Hong Kong pro-democracy legislator Claudia Mo (center right) and bookseller Lam Wing-kee (center left) protest the government's plans to approve an extradition deal with mainland China.

Hong Kong (CNN)The UK government has expressed concern over a new extradition law between Hong Kong and China, as British lawmakers warned the move could see pro-democracy activists, journalists, and foreign business owners surrendered to Chinese authorities.

British Foreign Secretary Jeremy Hunt said he had "formally lodged our initial concerns" with the Hong Kong government, he said in a letter to Chris Patten, the city's last colonial governor.
"We have made it clear to the Chinese and Hong Kong Special Administrative Regions that it is vital that Hong Kong enjoys, and is seen to enjoy, the full measure of its high degree of autonomy and rule of law as set out in the Joint Declaration and enshrined in the Basic Law. ... I can assure you that I, and my department, will continue to closely monitor developments in Hong Kong," Hunt said, according to a copy of the letter Patten shared with UK-based pressure group Hong Kong Watch.
"It is clear that the relatively short formal consultation process has not been sufficient to capture the wide-ranging views on this important topic.
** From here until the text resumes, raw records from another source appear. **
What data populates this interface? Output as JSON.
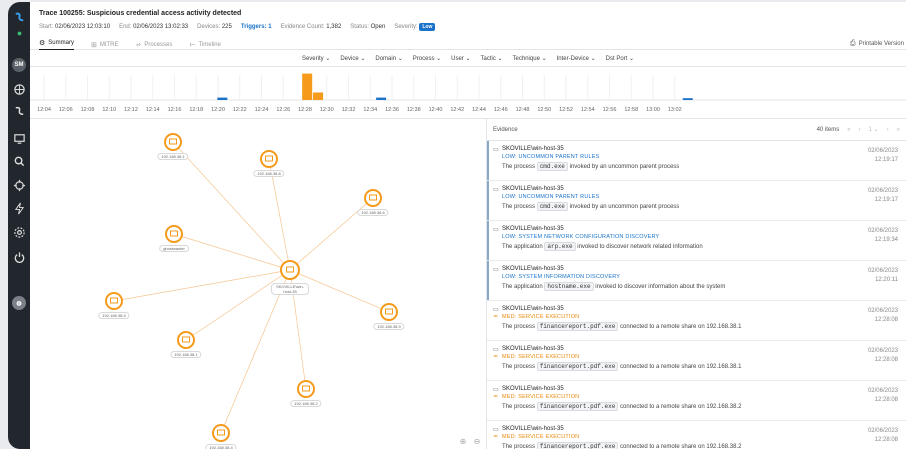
{
  "sidebar": {
    "avatar_top": "SM"
  },
  "header": {
    "title": "Trace 100255: Suspicious credential access activity detected",
    "start_label": "Start:",
    "start_value": "02/06/2023 12:03:10",
    "end_label": "End:",
    "end_value": "02/06/2023 13:02:33",
    "devices_label": "Devices:",
    "devices_value": "225",
    "triggers_label": "Triggers:",
    "triggers_value": "1",
    "evidence_label": "Evidence Count:",
    "evidence_value": "1,382",
    "status_label": "Status:",
    "status_value": "Open",
    "severity_label": "Severity:",
    "severity_value": "Low",
    "printable": "Printable Version",
    "tabs": [
      {
        "label": "Summary",
        "icon": "gear-icon",
        "glyph": "⚙"
      },
      {
        "label": "MITRE",
        "icon": "grid-icon",
        "glyph": "⊞"
      },
      {
        "label": "Processes",
        "icon": "hierarchy-icon",
        "glyph": "⩫"
      },
      {
        "label": "Timeline",
        "icon": "timeline-icon",
        "glyph": "⊢"
      }
    ]
  },
  "filters": [
    "Severity ⌄",
    "Device ⌄",
    "Domain ⌄",
    "Process ⌄",
    "User ⌄",
    "Tactic ⌄",
    "Technique ⌄",
    "Inter-Device ⌄",
    "Dst Port ⌄"
  ],
  "timeline": {
    "ticks": [
      "12:04",
      "12:06",
      "12:08",
      "12:10",
      "12:12",
      "12:14",
      "12:16",
      "12:18",
      "12:20",
      "12:22",
      "12:24",
      "12:26",
      "12:28",
      "12:30",
      "12:32",
      "12:34",
      "12:36",
      "12:38",
      "12:40",
      "12:42",
      "12:44",
      "12:46",
      "12:48",
      "12:50",
      "12:52",
      "12:54",
      "12:56",
      "12:58",
      "13:00",
      "13:02"
    ],
    "bars": [
      {
        "tick_index": 8.2,
        "level": 0.08,
        "color": "#1a73c8"
      },
      {
        "tick_index": 12.1,
        "level": 0.88,
        "color": "#f59a1b"
      },
      {
        "tick_index": 12.6,
        "level": 0.25,
        "color": "#f59a1b"
      },
      {
        "tick_index": 15.5,
        "level": 0.08,
        "color": "#1a73c8"
      },
      {
        "tick_index": 29.6,
        "level": 0.06,
        "color": "#1a73c8"
      }
    ]
  },
  "graph": {
    "center": {
      "label": "SKOVILLE\\win-host-35"
    },
    "nodes": [
      {
        "label": "192.168.38.1"
      },
      {
        "label": "192.168.38.8"
      },
      {
        "label": "192.168.38.6"
      },
      {
        "label": "ghostwaster"
      },
      {
        "label": "192.168.38.5"
      },
      {
        "label": "192.168.38.9"
      },
      {
        "label": "192.168.38.1"
      },
      {
        "label": "192.168.38.2"
      },
      {
        "label": "192.168.38.4"
      }
    ]
  },
  "evidence": {
    "title": "Evidence",
    "items_count": "40 items",
    "pager": [
      "«",
      "‹",
      "1 ⌄",
      "›",
      "»"
    ],
    "items": [
      {
        "host": "SKOVILLE\\win-host-35",
        "severity": "LOW: UNCOMMON PARENT RULES",
        "sev": "low",
        "pre": "The process",
        "code": "cmd.exe",
        "post": "invoked by an uncommon parent process",
        "date": "02/06/2023",
        "time": "12:19:17"
      },
      {
        "host": "SKOVILLE\\win-host-35",
        "severity": "LOW: UNCOMMON PARENT RULES",
        "sev": "low",
        "pre": "The process",
        "code": "cmd.exe",
        "post": "invoked by an uncommon parent process",
        "date": "02/06/2023",
        "time": "12:19:17"
      },
      {
        "host": "SKOVILLE\\win-host-35",
        "severity": "LOW: SYSTEM NETWORK CONFIGURATION DISCOVERY",
        "sev": "low",
        "pre": "The application",
        "code": "arp.exe",
        "post": "invoked to discover network related information",
        "date": "02/06/2023",
        "time": "12:19:34"
      },
      {
        "host": "SKOVILLE\\win-host-35",
        "severity": "LOW: SYSTEM INFORMATION DISCOVERY",
        "sev": "low",
        "pre": "The application",
        "code": "hostname.exe",
        "post": "invoked to discover information about the system",
        "date": "02/06/2023",
        "time": "12:20:11"
      },
      {
        "host": "SKOVILLE\\win-host-35",
        "severity": "MED: SERVICE EXECUTION",
        "sev": "med",
        "pre": "The process",
        "code": "financereport.pdf.exe",
        "post": "connected to a remote share on 192.168.38.1",
        "date": "02/06/2023",
        "time": "12:28:08"
      },
      {
        "host": "SKOVILLE\\win-host-35",
        "severity": "MED: SERVICE EXECUTION",
        "sev": "med",
        "pre": "The process",
        "code": "financereport.pdf.exe",
        "post": "connected to a remote share on 192.168.38.1",
        "date": "02/06/2023",
        "time": "12:28:08"
      },
      {
        "host": "SKOVILLE\\win-host-35",
        "severity": "MED: SERVICE EXECUTION",
        "sev": "med",
        "pre": "The process",
        "code": "financereport.pdf.exe",
        "post": "connected to a remote share on 192.168.38.2",
        "date": "02/06/2023",
        "time": "12:28:08"
      },
      {
        "host": "SKOVILLE\\win-host-35",
        "severity": "MED: SERVICE EXECUTION",
        "sev": "med",
        "pre": "The process",
        "code": "financereport.pdf.exe",
        "post": "connected to a remote share on 192.168.38.2",
        "date": "02/06/2023",
        "time": "12:28:08"
      }
    ]
  },
  "colors": {
    "accent": "#1a73c8",
    "orange": "#f59a1b",
    "sidebar": "#22272d"
  }
}
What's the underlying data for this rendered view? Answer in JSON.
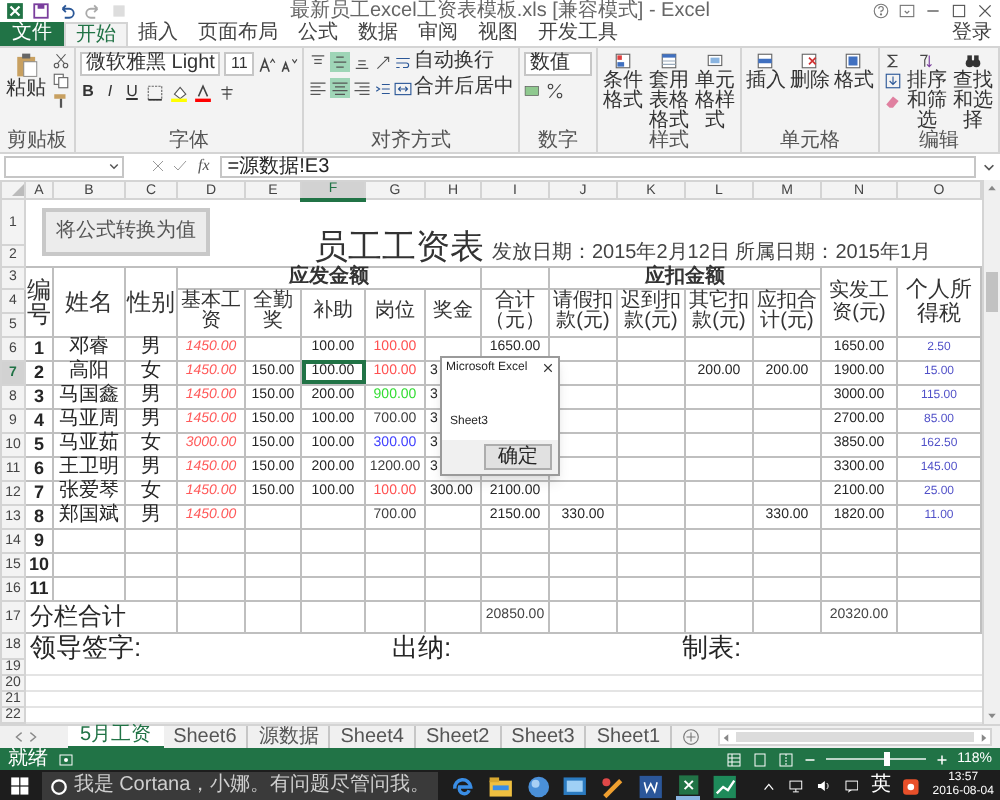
{
  "window": {
    "title": "最新员工excel工资表模板.xls  [兼容模式] - Excel"
  },
  "ribbon_tabs": [
    {
      "label": "文件",
      "kind": "file",
      "selected": false
    },
    {
      "label": "开始",
      "kind": "tab",
      "selected": true
    },
    {
      "label": "插入",
      "kind": "tab",
      "selected": false
    },
    {
      "label": "页面布局",
      "kind": "tab",
      "selected": false
    },
    {
      "label": "公式",
      "kind": "tab",
      "selected": false
    },
    {
      "label": "数据",
      "kind": "tab",
      "selected": false
    },
    {
      "label": "审阅",
      "kind": "tab",
      "selected": false
    },
    {
      "label": "视图",
      "kind": "tab",
      "selected": false
    },
    {
      "label": "开发工具",
      "kind": "tab",
      "selected": false
    }
  ],
  "sign_in": "登录",
  "ribbon": {
    "clipboard": {
      "paste": "粘贴",
      "label": "剪贴板"
    },
    "font": {
      "name": "微软雅黑 Light",
      "size": "11",
      "styles": [
        "B",
        "I",
        "U"
      ],
      "label": "字体"
    },
    "alignment": {
      "vertical": [
        {
          "selected": false
        },
        {
          "selected": true
        },
        {
          "selected": false
        }
      ],
      "horizontal": [
        {
          "selected": false
        },
        {
          "selected": true
        },
        {
          "selected": false
        }
      ],
      "wrap": "自动换行",
      "merge": "合并后居中",
      "label": "对齐方式"
    },
    "number": {
      "format": "数值",
      "label": "数字"
    },
    "styles": {
      "buttons": [
        "条件格式",
        "套用表格格式",
        "单元格样式"
      ],
      "label": "样式"
    },
    "cells": {
      "buttons": [
        "插入",
        "删除",
        "格式"
      ],
      "label": "单元格"
    },
    "editing": {
      "buttons": [
        "排序和筛选",
        "查找和选择"
      ],
      "label": "编辑"
    }
  },
  "formula_bar": {
    "fx": "fx",
    "formula": "=源数据!E3"
  },
  "sheet": {
    "columns": [
      {
        "label": "A",
        "selected": false
      },
      {
        "label": "B",
        "selected": false
      },
      {
        "label": "C",
        "selected": false
      },
      {
        "label": "D",
        "selected": false
      },
      {
        "label": "E",
        "selected": false
      },
      {
        "label": "F",
        "selected": true
      },
      {
        "label": "G",
        "selected": false
      },
      {
        "label": "H",
        "selected": false
      },
      {
        "label": "I",
        "selected": false
      },
      {
        "label": "J",
        "selected": false
      },
      {
        "label": "K",
        "selected": false
      },
      {
        "label": "L",
        "selected": false
      },
      {
        "label": "M",
        "selected": false
      },
      {
        "label": "N",
        "selected": false
      },
      {
        "label": "O",
        "selected": false
      }
    ],
    "banner": {
      "row_headers": [
        "1",
        "2"
      ],
      "button": "将公式转换为值",
      "title": "员工工资表",
      "dates": "发放日期：2015年2月12日 所属日期：2015年1月"
    },
    "header": {
      "row_headers": [
        "3",
        "4",
        "5"
      ],
      "income_group": "应发金额",
      "deduction_group": "应扣金额",
      "labels": [
        "编号",
        "姓名",
        "性别",
        "基本工资",
        "全勤奖",
        "补助",
        "岗位",
        "奖金",
        "合计（元）",
        "请假扣款(元)",
        "迟到扣款(元)",
        "其它扣款(元)",
        "应扣合计(元)",
        "实发工资(元)",
        "个人所得税"
      ]
    },
    "rows": [
      {
        "header": "6",
        "selected": false,
        "color": "#ff5050",
        "cells": [
          "1",
          "邓睿",
          "男",
          "1450.00",
          null,
          "100.00",
          "100.00",
          null,
          "1650.00",
          null,
          null,
          null,
          null,
          "1650.00",
          "2.50"
        ]
      },
      {
        "header": "7",
        "selected": true,
        "color": "#ff5050",
        "cells": [
          "2",
          "高阳",
          "女",
          "1450.00",
          "150.00",
          "100.00",
          "100.00",
          "3",
          null,
          null,
          null,
          "200.00",
          "200.00",
          "1900.00",
          "15.00"
        ]
      },
      {
        "header": "8",
        "selected": false,
        "color": "#33dd33",
        "cells": [
          "3",
          "马国鑫",
          "男",
          "1450.00",
          "150.00",
          "200.00",
          "900.00",
          "3",
          null,
          null,
          null,
          null,
          null,
          "3000.00",
          "115.00"
        ]
      },
      {
        "header": "9",
        "selected": false,
        "color": "#404040",
        "cells": [
          "4",
          "马亚周",
          "男",
          "1450.00",
          "150.00",
          "100.00",
          "700.00",
          "3",
          null,
          null,
          null,
          null,
          null,
          "2700.00",
          "85.00"
        ]
      },
      {
        "header": "10",
        "selected": false,
        "color": "#4040ff",
        "cells": [
          "5",
          "马亚茹",
          "女",
          "3000.00",
          "150.00",
          "100.00",
          "300.00",
          "3",
          null,
          null,
          null,
          null,
          null,
          "3850.00",
          "162.50"
        ]
      },
      {
        "header": "11",
        "selected": false,
        "color": "#404040",
        "cells": [
          "6",
          "王卫明",
          "男",
          "1450.00",
          "150.00",
          "200.00",
          "1200.00",
          "3",
          null,
          null,
          null,
          null,
          null,
          "3300.00",
          "145.00"
        ]
      },
      {
        "header": "12",
        "selected": false,
        "color": "#ff5050",
        "cells": [
          "7",
          "张爱琴",
          "女",
          "1450.00",
          "150.00",
          "100.00",
          "100.00",
          "300.00",
          "2100.00",
          null,
          null,
          null,
          null,
          "2100.00",
          "25.00"
        ]
      },
      {
        "header": "13",
        "selected": false,
        "color": "#404040",
        "cells": [
          "8",
          "郑国斌",
          "男",
          "1450.00",
          null,
          null,
          "700.00",
          null,
          "2150.00",
          "330.00",
          null,
          null,
          "330.00",
          "1820.00",
          "11.00"
        ]
      },
      {
        "header": "14",
        "selected": false,
        "cells": [
          "9",
          null,
          null,
          null,
          null,
          null,
          null,
          null,
          null,
          null,
          null,
          null,
          null,
          null,
          null
        ]
      },
      {
        "header": "15",
        "selected": false,
        "cells": [
          "10",
          null,
          null,
          null,
          null,
          null,
          null,
          null,
          null,
          null,
          null,
          null,
          null,
          null,
          null
        ]
      },
      {
        "header": "16",
        "selected": false,
        "cells": [
          "11",
          null,
          null,
          null,
          null,
          null,
          null,
          null,
          null,
          null,
          null,
          null,
          null,
          null,
          null
        ]
      }
    ],
    "total": {
      "header": "17",
      "label": "分栏合计",
      "cells": [
        null,
        null,
        null,
        null,
        null,
        "20850.00",
        null,
        null,
        null,
        null,
        "20320.00",
        null
      ]
    },
    "signatures": {
      "header": "18",
      "items": [
        "领导签字:",
        "出纳:",
        "制表:"
      ]
    },
    "empty_rows": [
      "19",
      "20",
      "21",
      "22"
    ],
    "dialog": {
      "title": "Microsoft Excel",
      "message": "Sheet3",
      "button": "确定"
    }
  },
  "sheet_tabs": [
    {
      "label": "5月工资",
      "selected": true
    },
    {
      "label": "Sheet6",
      "selected": false
    },
    {
      "label": "源数据",
      "selected": false
    },
    {
      "label": "Sheet4",
      "selected": false
    },
    {
      "label": "Sheet2",
      "selected": false
    },
    {
      "label": "Sheet3",
      "selected": false
    },
    {
      "label": "Sheet1",
      "selected": false
    }
  ],
  "status_bar": {
    "status": "就绪",
    "zoom": {
      "level": 0.6,
      "reading": "118%"
    }
  },
  "taskbar": {
    "search": "我是 Cortana，小娜。有问题尽管问我。",
    "ime": "英",
    "time": "13:57",
    "date": "2016-08-04"
  }
}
While Hong Kong is a special administrative region of China, the city operates its own legal and political system, and citizens enjoy a number of freedoms not protected on the mainland. At present, Hong Kong does not have an extradition law with China, Taiwan or Macau, a situation officials in the city say has created loopholes preventing criminals from being brought to justice.
Fear that the law will allow dissidents and pro-democracy activists to be bundled over the border to China has dogged the bill since it was first suggested, however.
Business groups too have expressed concerns, prompting the government to remove nine economic crimes from the list of potentially extraditable offenses. The government also changed the minimum severity of offense from those carrying one year in prison to three.
In a statement responding to those changes, the American Chamber of Commerce (AmCham) said members continued "to have serious concerns about the revised proposal."
"Those concerns flow primarily from the fact that the new arrangements could be used for rendition from Hong Kong to a number of jurisdictions with criminal procedure systems very different from that of Hong Kong -- which provides strong protections for the legitimate rights of defendants -- without the opportunity for public and legislative scrutiny of the fairness of those systems and the specific safeguards that should be sought in cases originating from them," the AmCham statement said.
"We strongly believe that the proposed arrangements will reduce the appeal of Hong Kong to international companies considering Hong Kong as a base for regional operations."